  3. Personal assistants: In recent years, chatbots trained on large language models have also been used as personal assistants. These chatbots can assist with a wide range of tasks, such as scheduling appointments, setting reminders, and providing information on a variety of topics. This can be especially useful for individuals who may have difficulty managing their own schedules or who need help with daily tasks.

Overall, chatbots like ChatGPT that are trained on large language models are a valuable tool for businesses and individuals alike. By leveraging the power of these models, chatbots can provide quick and accurate responses to a wide range of inputs, making them a valuable asset for many different applications.

P.S. ChatGPT wrote this. Here is a link to a short video showing you how amazingly fast ChatGPT writes.

3 More Stories to Know

1) Epson announced that it will no longer make laser printers after 2026. The company says that inkjet printers are more eco-friendly.

2)  TikTok is continuing negotiations with the Biden administration regarding ways that the company can continue operating in the U.S. FBI director Christopher Wray has made multiple public statements about TikTok which he calls it a threat to national security.

3) San Francisco’s Board of Supervisors quickly reversed their decision that would have allowed law enforcement agencies to use robots armed with lethal weapons in hazardous conditions.

Trends & Spends
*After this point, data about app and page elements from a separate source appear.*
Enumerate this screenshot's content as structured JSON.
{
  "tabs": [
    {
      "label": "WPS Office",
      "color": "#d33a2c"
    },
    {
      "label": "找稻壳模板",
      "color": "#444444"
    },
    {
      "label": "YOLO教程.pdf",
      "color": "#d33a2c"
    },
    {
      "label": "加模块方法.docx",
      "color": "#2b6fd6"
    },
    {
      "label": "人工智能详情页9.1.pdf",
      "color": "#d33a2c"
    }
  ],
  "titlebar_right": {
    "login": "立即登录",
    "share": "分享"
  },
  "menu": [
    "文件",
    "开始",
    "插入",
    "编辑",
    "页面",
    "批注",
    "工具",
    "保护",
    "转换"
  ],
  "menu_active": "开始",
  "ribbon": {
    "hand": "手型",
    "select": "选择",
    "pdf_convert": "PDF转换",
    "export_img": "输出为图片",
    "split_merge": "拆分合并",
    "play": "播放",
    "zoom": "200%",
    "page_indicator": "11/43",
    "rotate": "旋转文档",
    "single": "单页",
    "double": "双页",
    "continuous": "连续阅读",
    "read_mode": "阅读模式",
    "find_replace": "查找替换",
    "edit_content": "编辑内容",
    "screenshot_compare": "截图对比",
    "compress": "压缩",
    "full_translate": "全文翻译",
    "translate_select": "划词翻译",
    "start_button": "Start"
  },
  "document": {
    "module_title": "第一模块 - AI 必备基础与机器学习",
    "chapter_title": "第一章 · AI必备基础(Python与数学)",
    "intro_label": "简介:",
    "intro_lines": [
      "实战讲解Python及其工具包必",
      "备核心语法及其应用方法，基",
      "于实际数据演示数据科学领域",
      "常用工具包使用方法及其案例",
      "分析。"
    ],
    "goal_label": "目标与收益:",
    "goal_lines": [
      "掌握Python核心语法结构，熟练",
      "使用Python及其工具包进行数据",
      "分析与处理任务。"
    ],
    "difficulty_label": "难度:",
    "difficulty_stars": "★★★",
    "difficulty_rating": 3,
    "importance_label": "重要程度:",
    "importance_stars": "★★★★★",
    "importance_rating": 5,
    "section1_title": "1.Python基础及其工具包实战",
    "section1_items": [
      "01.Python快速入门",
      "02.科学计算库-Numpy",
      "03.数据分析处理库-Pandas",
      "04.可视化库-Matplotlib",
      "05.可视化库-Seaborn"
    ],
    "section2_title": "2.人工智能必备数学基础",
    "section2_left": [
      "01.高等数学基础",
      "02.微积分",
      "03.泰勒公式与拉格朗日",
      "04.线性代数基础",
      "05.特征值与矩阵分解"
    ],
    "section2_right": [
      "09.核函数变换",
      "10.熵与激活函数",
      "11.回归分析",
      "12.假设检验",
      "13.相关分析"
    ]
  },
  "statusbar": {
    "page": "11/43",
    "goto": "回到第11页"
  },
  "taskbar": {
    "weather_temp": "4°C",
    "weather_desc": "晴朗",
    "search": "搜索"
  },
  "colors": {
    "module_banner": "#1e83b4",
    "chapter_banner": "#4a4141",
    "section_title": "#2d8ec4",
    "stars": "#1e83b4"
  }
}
Trends and Spends has the week off because Google published its Year in Search feature that includes global searches in multiple categories as well as a drop down to show top searches in individual countries.

Did That Really Happen? — Electric Bike Graveyard

A hoax photo purports to show an electric bike dump in France filled with abandoned bikes whose owners didn’t want to pay for replacement batteries.

Snopes did some great research (read it here) and discovered that the bikes were in China and had been abandoned by a company going out of business.

Following Up — Log4j Exploits Continue

We wrote extensively about the Log4j hacks that occurred last December. At the time, government and large organizations warned that hackers would attempt to exploit this vulnerability affecting hundreds of millions of devices.  Last week, security firm Arctic Wolf disclosed that more than 800 of its commercial customers had been targeted using this exploit during 2022.

Protip — A Chrome Browser Setting to Save Memory

For years, Google Chrome’s browser has suffered from overusing memory that caused it to slow down or even stop. Now the company has released a new version with a feature called “Memory Saver”. Read about how you can install it now ahead of its rollout date in a few weeks.

Screening Room — Uber Eats’ New Guarantee & the NFL’s OBJ

Science Fiction World — Smart Bandages

There’s news about an international group of researchers who have created a smart bandage that uses microelectronics that transmit data wirelessly and report back to medical teams on the amount of healing, presence of certain cells, or infection.

Coffee Break — The World Cup of Microsoft Excel

Mama, your boy can finally be an international competitor. We told you last year about the Excel Championships. This delightful article in The Atlantic takes a close look at this year’s spreadsheet championship complete with TV coverage on ESPN 3.

Sign of the Times